My real point in discussing Gattaca is this idea of having the “perfect baby.” I remember attending a conference last year where one of the speakers was discussing the future of healthcare technology. She talked about physician holograms, mobile vitals collection, etc. But she also talked about the way future and the idea of “Designer Babies.” In essence, the same thing as Gattaca, and that the major issue for employers is how to balance the workplace when you have employees who are modified to be stronger, faster, smarter, etc., verses those who were born with basically the luck of the draw.
I’m sure the thought of having a 100% healthy baby appeals to pretty much everyone, right? I mean there’s a chance you’re on this blog because you’re experience is the opposite of that. The big question for me is this: let’s say we had this technology in place and we were able to have two completely healthy babies. What would that look like for me? No clue. Would it be easier? Yes. But I’ve said it a million times that I’ve been learning to turn this CHD thing into a meaningful thing. If everything was smooth sailing, would I be content with mindlessly coasting through life? Or would something else come up to give it meaning? Oh the crazy, crazy questions. What are your thoughts? Will we ever get to the world of “Designer Babies?” And will it spell the end for CHDs and other birth defects? Would we benefit from a “perfect” world?
The next thing that got me thinking is that if this technology suddenly comes to fruition in the very near future, that Nolan – and all my boys – would eventually have to compete in a world with genetically enhanced people. I’d hate to think my child would be marginalized merely because of his heart. Sometimes it’s our flaws that make us interesting, it’s our scars that share our stories.

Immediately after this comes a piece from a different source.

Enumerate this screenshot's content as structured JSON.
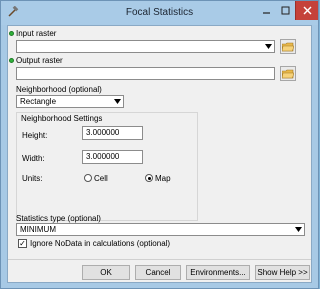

My wife and I wanted 2 kids, max. We already had one, Hudson, who was 2 years old when Bekah’s home pregnancy test had the lovely plus sign. June 5th was the day after her birthday and she had an appointment with her doc. Since I started a new job, I didn’t think I’d get the time off to go, not to mention that I had to be at a Leadership Retreat that particular day. I do have to preface this story by saying that I don’t do well during the pregnancy experience: I freak out and get really nervous when it comes to doctors appointments. You hear all the time about bad news and I just didn’t know what I’d do if I got bad news at any of these appointments.
So you can imagine my terror when my wife texted me in the middle of one of my meetings and it simply said “Call me.” I excused myself and nervously dialed her number. She answered with a fairly happy tone: “Hey babe!” And then…I knew. I KNEW. TWINS. It had to be. And then she confirmed it…twins. And then my mind went NUTS. Are they sure? Twins. TWINS?! What?
After a short chat I returned to my seat in my meeting and was in a fog all day. I couldn’t stop thinking about things like how we’re supposed to afford twins, how we’ll never sleep again, how we’re supposed to fit them in our cars, etc. But I came home and Bekah showed me their little ultrasound, and in spite of all the worries, the only thing I said was, “I love them.”